Dataset records
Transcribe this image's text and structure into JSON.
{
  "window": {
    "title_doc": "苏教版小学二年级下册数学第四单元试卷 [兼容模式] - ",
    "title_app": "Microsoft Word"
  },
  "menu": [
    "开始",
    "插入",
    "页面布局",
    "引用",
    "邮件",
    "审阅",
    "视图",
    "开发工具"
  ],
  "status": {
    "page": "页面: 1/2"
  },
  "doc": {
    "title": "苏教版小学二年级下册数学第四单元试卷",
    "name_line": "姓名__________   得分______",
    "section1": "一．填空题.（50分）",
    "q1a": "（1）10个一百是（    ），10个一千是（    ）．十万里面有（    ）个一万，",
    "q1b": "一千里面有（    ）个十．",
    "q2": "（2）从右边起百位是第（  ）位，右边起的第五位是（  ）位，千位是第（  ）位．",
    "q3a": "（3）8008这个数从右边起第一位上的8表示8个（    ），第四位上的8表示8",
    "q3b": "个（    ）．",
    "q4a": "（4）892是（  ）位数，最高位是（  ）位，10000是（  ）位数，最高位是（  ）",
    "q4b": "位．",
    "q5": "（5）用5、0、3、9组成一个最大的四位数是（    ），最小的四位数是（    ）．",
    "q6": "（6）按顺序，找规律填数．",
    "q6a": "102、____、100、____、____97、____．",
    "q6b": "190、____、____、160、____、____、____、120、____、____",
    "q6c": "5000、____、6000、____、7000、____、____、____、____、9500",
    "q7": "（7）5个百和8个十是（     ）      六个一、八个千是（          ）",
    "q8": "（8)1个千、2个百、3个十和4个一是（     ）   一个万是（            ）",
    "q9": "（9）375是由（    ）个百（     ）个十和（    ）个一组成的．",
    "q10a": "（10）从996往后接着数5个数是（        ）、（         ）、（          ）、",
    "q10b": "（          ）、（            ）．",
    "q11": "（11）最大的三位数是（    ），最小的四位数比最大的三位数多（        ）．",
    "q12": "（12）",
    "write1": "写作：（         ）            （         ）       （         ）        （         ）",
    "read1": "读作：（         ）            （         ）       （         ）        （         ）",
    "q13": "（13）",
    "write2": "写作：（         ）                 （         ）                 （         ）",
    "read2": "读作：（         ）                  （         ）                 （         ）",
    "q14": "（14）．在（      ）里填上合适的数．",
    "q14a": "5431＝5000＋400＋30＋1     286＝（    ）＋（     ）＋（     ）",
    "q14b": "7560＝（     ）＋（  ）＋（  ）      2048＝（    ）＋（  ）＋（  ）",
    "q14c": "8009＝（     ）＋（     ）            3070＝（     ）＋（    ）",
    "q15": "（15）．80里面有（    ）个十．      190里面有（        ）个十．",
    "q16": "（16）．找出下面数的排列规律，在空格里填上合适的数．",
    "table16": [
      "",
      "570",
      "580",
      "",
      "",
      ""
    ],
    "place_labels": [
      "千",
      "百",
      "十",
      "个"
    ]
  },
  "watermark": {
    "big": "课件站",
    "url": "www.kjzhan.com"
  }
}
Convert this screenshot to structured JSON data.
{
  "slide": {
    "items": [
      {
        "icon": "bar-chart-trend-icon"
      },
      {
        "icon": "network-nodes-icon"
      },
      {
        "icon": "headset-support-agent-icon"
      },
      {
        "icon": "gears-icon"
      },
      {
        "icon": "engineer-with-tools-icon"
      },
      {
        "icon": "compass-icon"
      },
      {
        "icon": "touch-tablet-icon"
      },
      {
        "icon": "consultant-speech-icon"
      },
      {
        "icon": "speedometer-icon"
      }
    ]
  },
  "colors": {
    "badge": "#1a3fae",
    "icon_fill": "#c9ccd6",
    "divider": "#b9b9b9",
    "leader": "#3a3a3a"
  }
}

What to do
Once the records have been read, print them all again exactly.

Completed task
Transcribe this image's text and structure into JSON.
{
  "window": {
    "title_doc": "苏教版小学二年级下册数学第四单元试卷 [兼容模式] - ",
    "title_app": "Microsoft Word"
  },
  "menu": [
    "开始",
    "插入",
    "页面布局",
    "引用",
    "邮件",
    "审阅",
    "视图",
    "开发工具"
  ],
  "status": {
    "page": "页面: 1/2"
  },
  "doc": {
    "title": "苏教版小学二年级下册数学第四单元试卷",
    "name_line": "姓名__________   得分______",
    "section1": "一．填空题.（50分）",
    "q1a": "（1）10个一百是（    ），10个一千是（    ）．十万里面有（    ）个一万，",
    "q1b": "一千里面有（    ）个十．",
    "q2": "（2）从右边起百位是第（  ）位，右边起的第五位是（  ）位，千位是第（  ）位．",
    "q3a": "（3）8008这个数从右边起第一位上的8表示8个（    ），第四位上的8表示8",
    "q3b": "个（    ）．",
    "q4a": "（4）892是（  ）位数，最高位是（  ）位，10000是（  ）位数，最高位是（  ）",
    "q4b": "位．",
    "q5": "（5）用5、0、3、9组成一个最大的四位数是（    ），最小的四位数是（    ）．",
    "q6": "（6）按顺序，找规律填数．",
    "q6a": "102、____、100、____、____97、____．",
    "q6b": "190、____、____、160、____、____、____、120、____、____",
    "q6c": "5000、____、6000、____、7000、____、____、____、____、9500",
    "q7": "（7）5个百和8个十是（     ）      六个一、八个千是（          ）",
    "q8": "（8)1个千、2个百、3个十和4个一是（     ）   一个万是（            ）",
    "q9": "（9）375是由（    ）个百（     ）个十和（    ）个一组成的．",
    "q10a": "（10）从996往后接着数5个数是（        ）、（         ）、（          ）、",
    "q10b": "（          ）、（            ）．",
    "q11": "（11）最大的三位数是（    ），最小的四位数比最大的三位数多（        ）．",
    "q12": "（12）",
    "write1": "写作：（         ）            （         ）       （         ）        （         ）",
    "read1": "读作：（         ）            （         ）       （         ）        （         ）",
    "q13": "（13）",
    "write2": "写作：（         ）                 （         ）                 （         ）",
    "read2": "读作：（         ）                  （         ）                 （         ）",
    "q14": "（14）．在（      ）里填上合适的数．",
    "q14a": "5431＝5000＋400＋30＋1     286＝（    ）＋（     ）＋（     ）",
    "q14b": "7560＝（     ）＋（  ）＋（  ）      2048＝（    ）＋（  ）＋（  ）",
    "q14c": "8009＝（     ）＋（     ）            3070＝（     ）＋（    ）",
    "q15": "（15）．80里面有（    ）个十．      190里面有（        ）个十．",
    "q16": "（16）．找出下面数的排列规律，在空格里填上合适的数．",
    "table16": [
      "",
      "570",
      "580",
      "",
      "",
      ""
    ],
    "place_labels": [
      "千",
      "百",
      "十",
      "个"
    ]
  },
  "watermark": {
    "big": "课件站",
    "url": "www.kjzhan.com"
  }
}
Convert this screenshot to structured JSON data.
{
  "slide": {
    "items": [
      {
        "icon": "bar-chart-trend-icon"
      },
      {
        "icon": "network-nodes-icon"
      },
      {
        "icon": "headset-support-agent-icon"
      },
      {
        "icon": "gears-icon"
      },
      {
        "icon": "engineer-with-tools-icon"
      },
      {
        "icon": "compass-icon"
      },
      {
        "icon": "touch-tablet-icon"
      },
      {
        "icon": "consultant-speech-icon"
      },
      {
        "icon": "speedometer-icon"
      }
    ]
  },
  "colors": {
    "badge": "#1a3fae",
    "icon_fill": "#c9ccd6",
    "divider": "#b9b9b9",
    "leader": "#3a3a3a"
  }
}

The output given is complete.